faculty to trials
By Virginia E. Carter
Committee has taken two steps to educate new students and
current faculty about the Honor System. It has produced a CD-ROM
to teach new students about the system, and it has invited faculty
members to attend honor trials.
of the CD were distributed to all first-year and new transfer
students in late January. In the future, copies will be mailed
to new students soon after they arrive for their first semester
addition to a 10-minute video introduction on the systems
history and structure, the CD features two interactive segments,
one where students can follow two possible outcomes of an honor
offense and another where they can take a timed quiz to assess
their knowledge. Another segment provides links to Web sites on
integrity and honor systems at other universities. The CD concludes
with a message from football coach Al Groh.
fundamental principles of the Honor System dont change,
but it was time for a new look and a more contemporary approach
to educating students about their Honor System, said Christopher
Smith, chairman of the Honor Committee.

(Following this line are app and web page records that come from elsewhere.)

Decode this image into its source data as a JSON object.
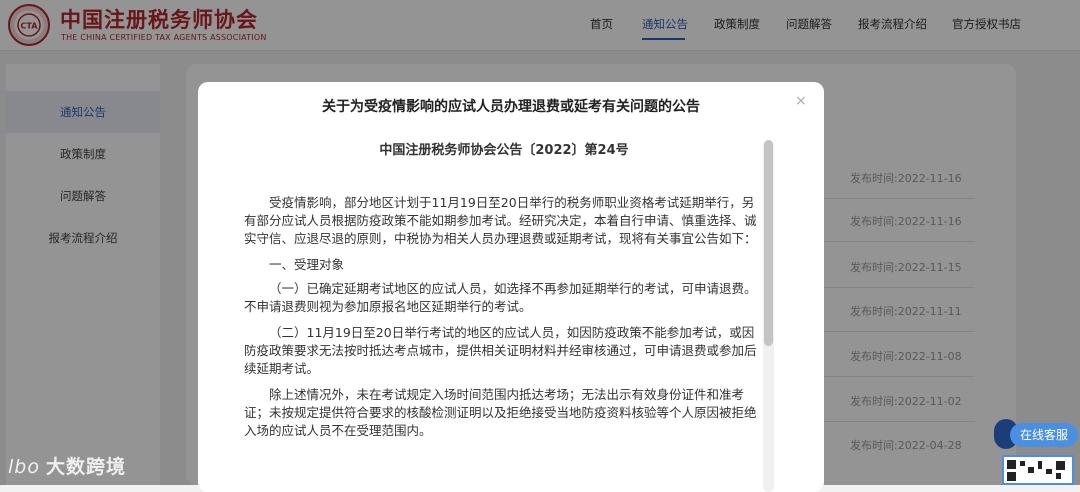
{
  "header": {
    "org_name": "中国注册税务师协会",
    "org_name_en": "THE CHINA CERTIFIED TAX AGENTS ASSOCIATION",
    "logo_text": "CTA",
    "nav": [
      {
        "label": "首页"
      },
      {
        "label": "通知公告",
        "active": true
      },
      {
        "label": "政策制度"
      },
      {
        "label": "问题解答"
      },
      {
        "label": "报考流程介绍"
      },
      {
        "label": "官方授权书店"
      }
    ]
  },
  "sidebar": {
    "items": [
      {
        "label": "通知公告",
        "active": true
      },
      {
        "label": "政策制度"
      },
      {
        "label": "问题解答"
      },
      {
        "label": "报考流程介绍"
      }
    ]
  },
  "list": {
    "dates": [
      "发布时间:2022-11-16",
      "发布时间:2022-11-16",
      "发布时间:2022-11-15",
      "发布时间:2022-11-11",
      "发布时间:2022-11-08",
      "发布时间:2022-11-02",
      "发布时间:2022-04-28"
    ]
  },
  "modal": {
    "title": "关于为受疫情影响的应试人员办理退费或延考有关问题的公告",
    "close_label": "×",
    "doc_number": "中国注册税务师协会公告〔2022〕第24号",
    "paragraphs": [
      "受疫情影响，部分地区计划于11月19日至20日举行的税务师职业资格考试延期举行，另有部分应试人员根据防疫政策不能如期参加考试。经研究决定，本着自行申请、慎重选择、诚实守信、应退尽退的原则，中税协为相关人员办理退费或延期考试，现将有关事宜公告如下：",
      "一、受理对象",
      "（一）已确定延期考试地区的应试人员，如选择不再参加延期举行的考试，可申请退费。不申请退费则视为参加原报名地区延期举行的考试。",
      "（二）11月19日至20日举行考试的地区的应试人员，如因防疫政策不能参加考试，或因防疫政策要求无法按时抵达考点城市，提供相关证明材料并经审核通过，可申请退费或参加后续延期考试。",
      "除上述情况外，未在考试规定入场时间范围内抵达考场；无法出示有效身份证件和准考证；未按规定提供符合要求的核酸检测证明以及拒绝接受当地防疫资料核验等个人原因被拒绝入场的应试人员不在受理范围内。"
    ]
  },
  "watermark": {
    "logo": "lbo",
    "text": "大数跨境"
  },
  "service": {
    "label": "在线客服"
  },
  "colors": {
    "brand_red": "#b3262d",
    "accent_blue": "#2c63b5"
  }
}
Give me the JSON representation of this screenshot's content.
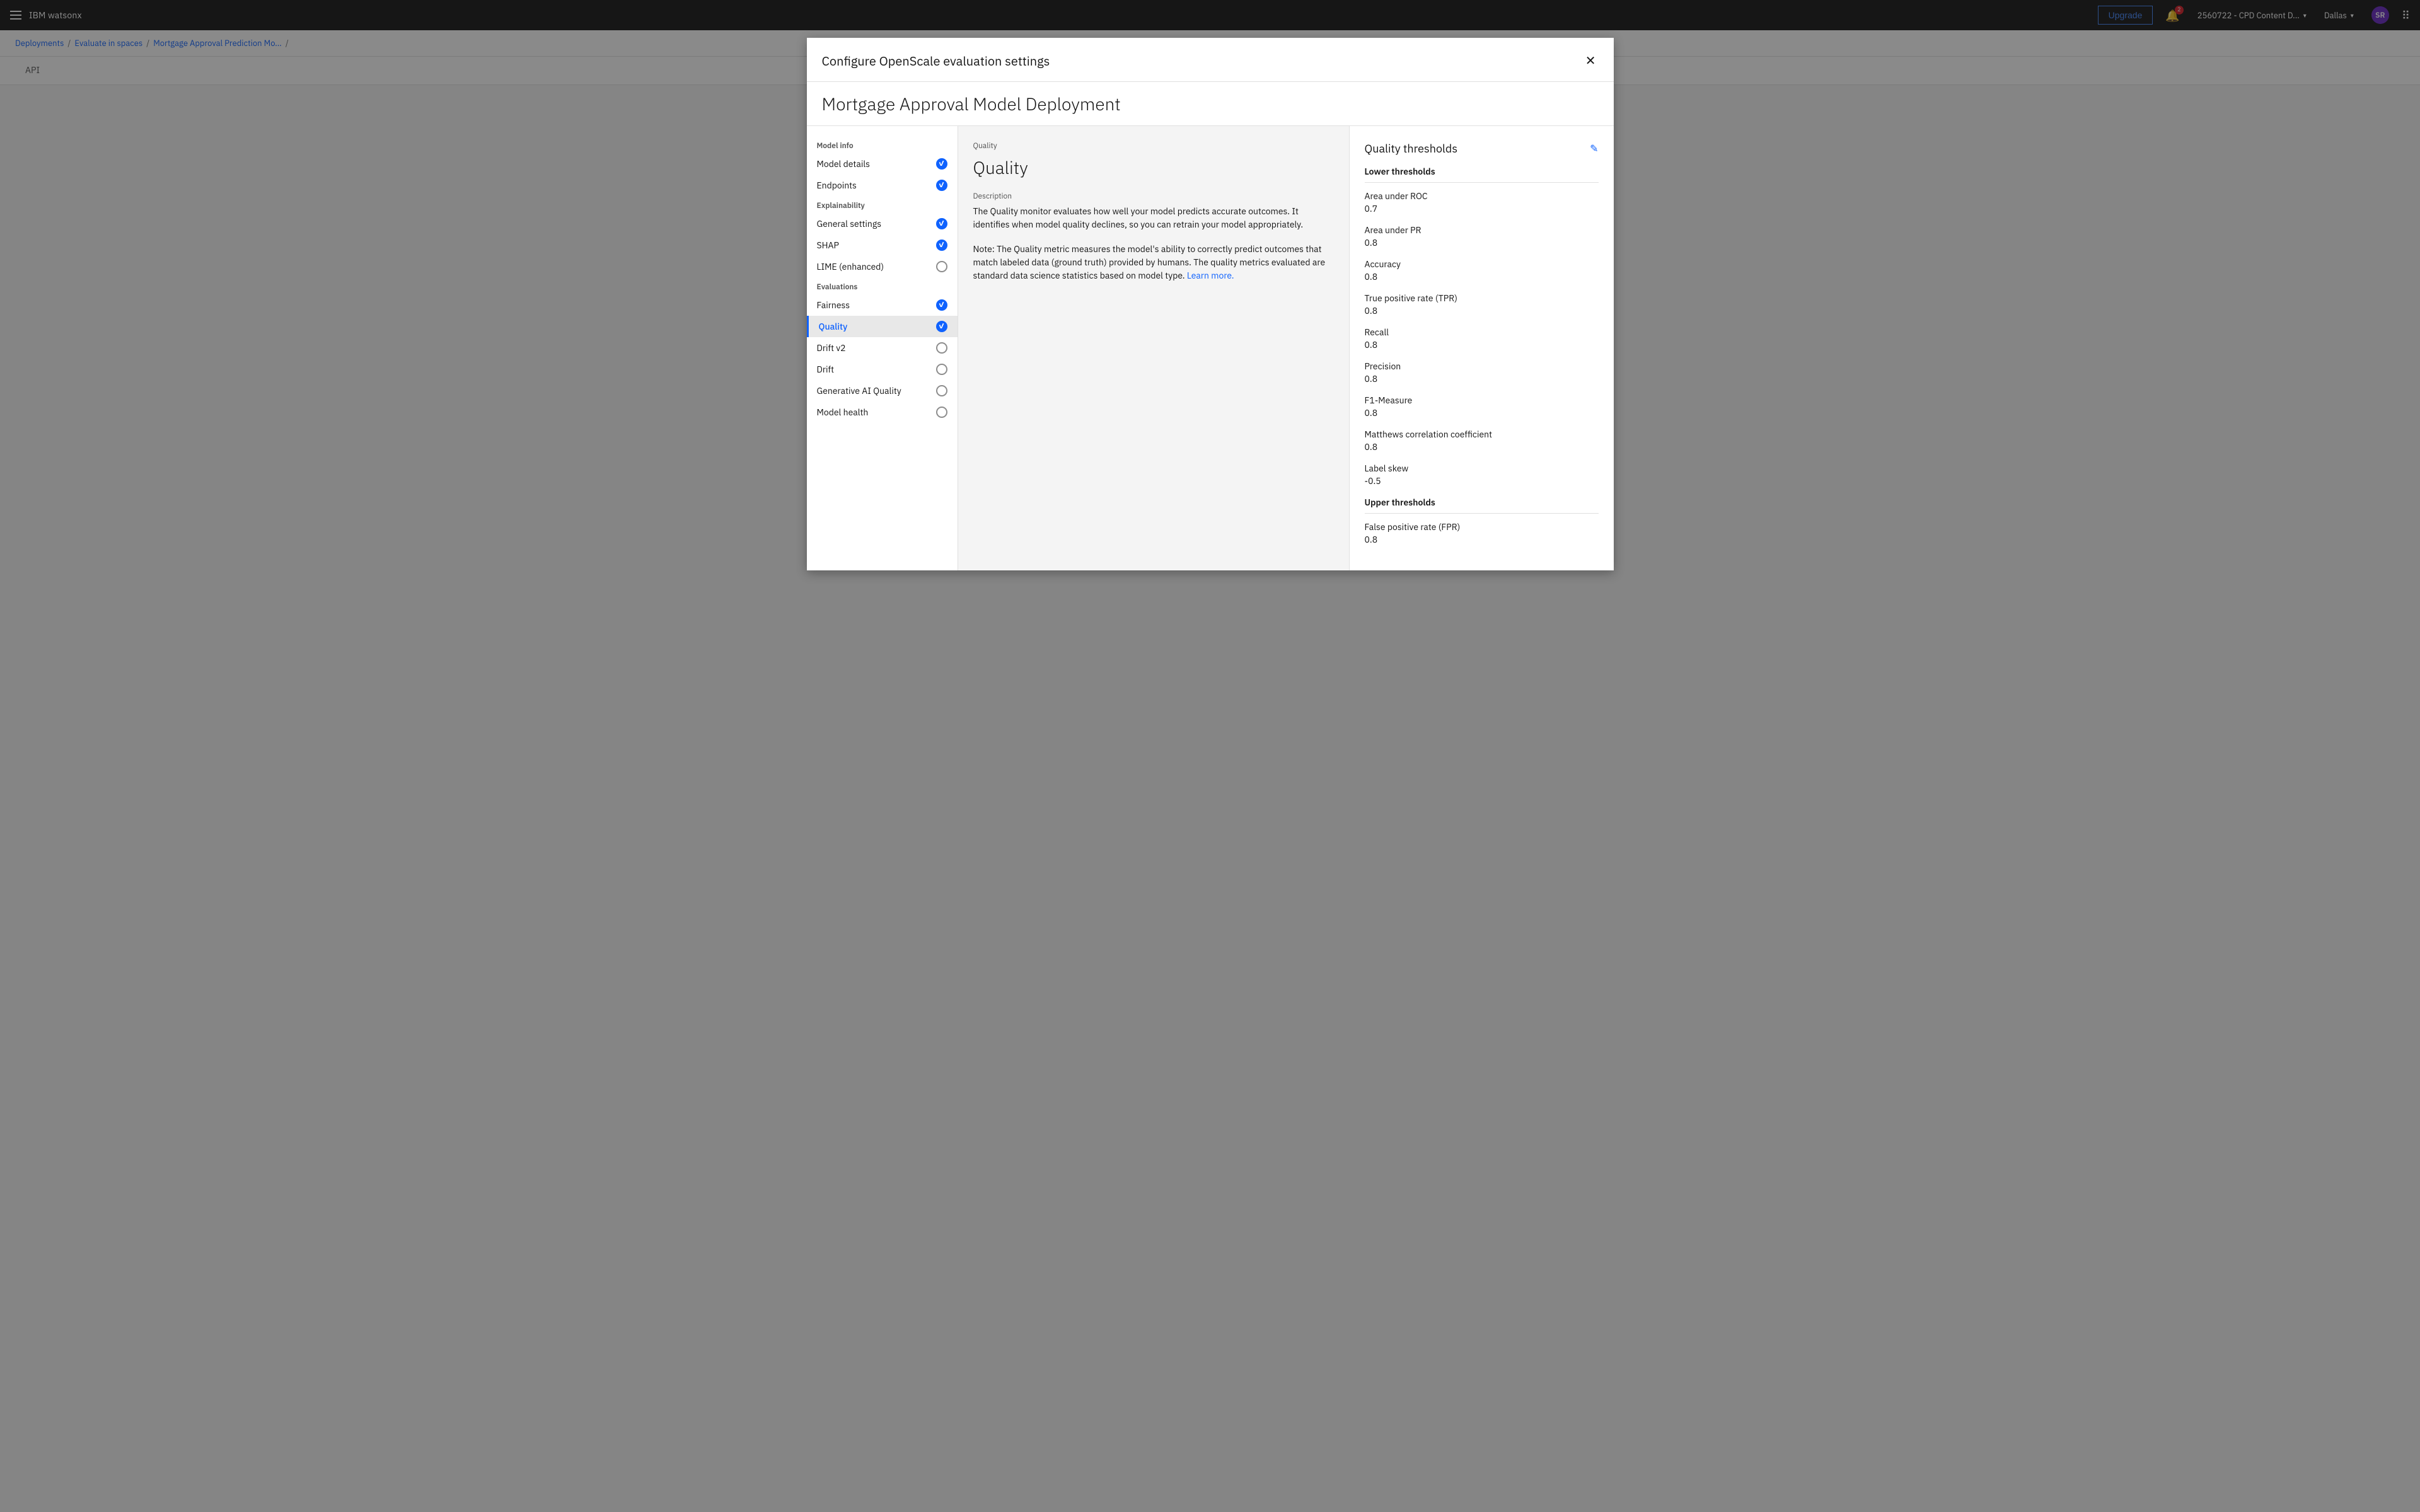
{
  "navbar": {
    "menu_label": "Menu",
    "brand": "IBM watsonx",
    "upgrade_label": "Upgrade",
    "notifications_count": "2",
    "account": "2560722 - CPD Content D...",
    "region": "Dallas",
    "avatar_initials": "SR",
    "grid_label": "App switcher"
  },
  "breadcrumb": {
    "items": [
      {
        "label": "Deployments",
        "link": true
      },
      {
        "label": "Evaluate in spaces",
        "link": true
      },
      {
        "label": "Mortgage Approval Prediction Mo...",
        "link": true
      },
      {
        "label": "",
        "link": false
      }
    ]
  },
  "page_tabs": [
    {
      "label": "API",
      "active": false
    }
  ],
  "modal": {
    "title": "Configure OpenScale evaluation settings",
    "subtitle": "Mortgage Approval Model Deployment",
    "close_label": "Close"
  },
  "sidebar": {
    "sections": [
      {
        "label": "Model info",
        "items": [
          {
            "label": "Model details",
            "checked": true,
            "active": false
          },
          {
            "label": "Endpoints",
            "checked": true,
            "active": false
          }
        ]
      },
      {
        "label": "Explainability",
        "items": [
          {
            "label": "General settings",
            "checked": true,
            "active": false
          },
          {
            "label": "SHAP",
            "checked": true,
            "active": false
          },
          {
            "label": "LIME (enhanced)",
            "checked": false,
            "active": false
          }
        ]
      },
      {
        "label": "Evaluations",
        "items": [
          {
            "label": "Fairness",
            "checked": true,
            "active": false
          },
          {
            "label": "Quality",
            "checked": true,
            "active": true
          },
          {
            "label": "Drift v2",
            "checked": false,
            "active": false
          },
          {
            "label": "Drift",
            "checked": false,
            "active": false
          },
          {
            "label": "Generative AI Quality",
            "checked": false,
            "active": false
          },
          {
            "label": "Model health",
            "checked": false,
            "active": false
          }
        ]
      }
    ]
  },
  "content": {
    "breadcrumb": "Quality",
    "heading": "Quality",
    "description_label": "Description",
    "description_p1": "The Quality monitor evaluates how well your model predicts accurate outcomes. It identifies when model quality declines, so you can retrain your model appropriately.",
    "description_p2": "Note: The Quality metric measures the model's ability to correctly predict outcomes that match labeled data (ground truth) provided by humans. The quality metrics evaluated are standard data science statistics based on model type.",
    "learn_more_link": "Learn more."
  },
  "thresholds": {
    "title": "Quality thresholds",
    "edit_label": "Edit",
    "lower_section": "Lower thresholds",
    "upper_section": "Upper thresholds",
    "lower_items": [
      {
        "name": "Area under ROC",
        "value": "0.7"
      },
      {
        "name": "Area under PR",
        "value": "0.8"
      },
      {
        "name": "Accuracy",
        "value": "0.8"
      },
      {
        "name": "True positive rate (TPR)",
        "value": "0.8"
      },
      {
        "name": "Recall",
        "value": "0.8"
      },
      {
        "name": "Precision",
        "value": "0.8"
      },
      {
        "name": "F1-Measure",
        "value": "0.8"
      },
      {
        "name": "Matthews correlation coefficient",
        "value": "0.8"
      },
      {
        "name": "Label skew",
        "value": "-0.5"
      }
    ],
    "upper_items": [
      {
        "name": "False positive rate (FPR)",
        "value": "0.8"
      }
    ]
  }
}
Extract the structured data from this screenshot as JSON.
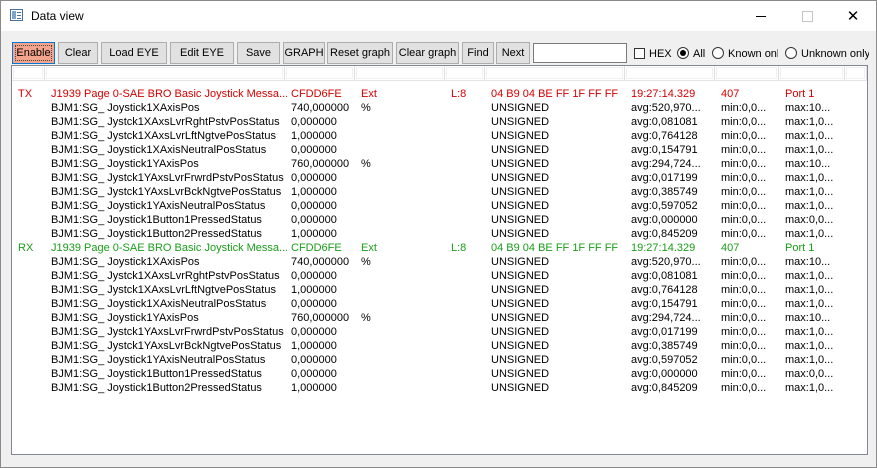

By showing an account
of what happens before, during and after an honor offense occurs,
one of our goals was to take some of the mystery out of the honor
Stark, a 1995 U.Va. graduate who serves as a sideline reporter
for ABCs Monday Night Football, narrates the
video portion of the CD. Additional alumni from the 1990s as well
as current students, faculty members and administrators appear
CD was funded in part by the Parents Program and created
by the Honor Committee. Assistance was provided by the Educational
Technologies Department of the School of Continuing and Professional
Studies and an outside contractor, Cinemagic, based in Mechanicsburg,
Pa. The CD replaces a 1995 video, copies of which had been given
to all new students when they entered U.Va.
Honor CD-ROM is only one aspect of educating students about the
Honor System. A pool of more than 30 honor educators, all students,
serve as support officers to the Honor Committee and are responsible
for teaching the University community about the system.
mid-February, the Honor Committee sent members of the teaching
faculty an e-mail inviting them to witness honor trials. Trials
are generally closed to observers, but with approval by the Honor
Committee and the student standing trial, members of the U.Va.
community may attend a trial. Reminding faculty of the opportunity
to attend trials is intended to make the Honor System more inclusive
and less secretive.
community of trust that defines the U.Va. Honor System extends
to faculty, Smith said. We want to develop an even
stronger partnership with faculty and allow them to see how the
system works on the inside.
Honor System, which dates to 1842, is the oldest completely student-run
honor system in the United States. Upon entering U.Va., students
pledge not to lie, cheat or steal, and, in return, they have the
benefit of living in a community of trust. Any student convicted
of an honor offense is asked to leave the institution permanently.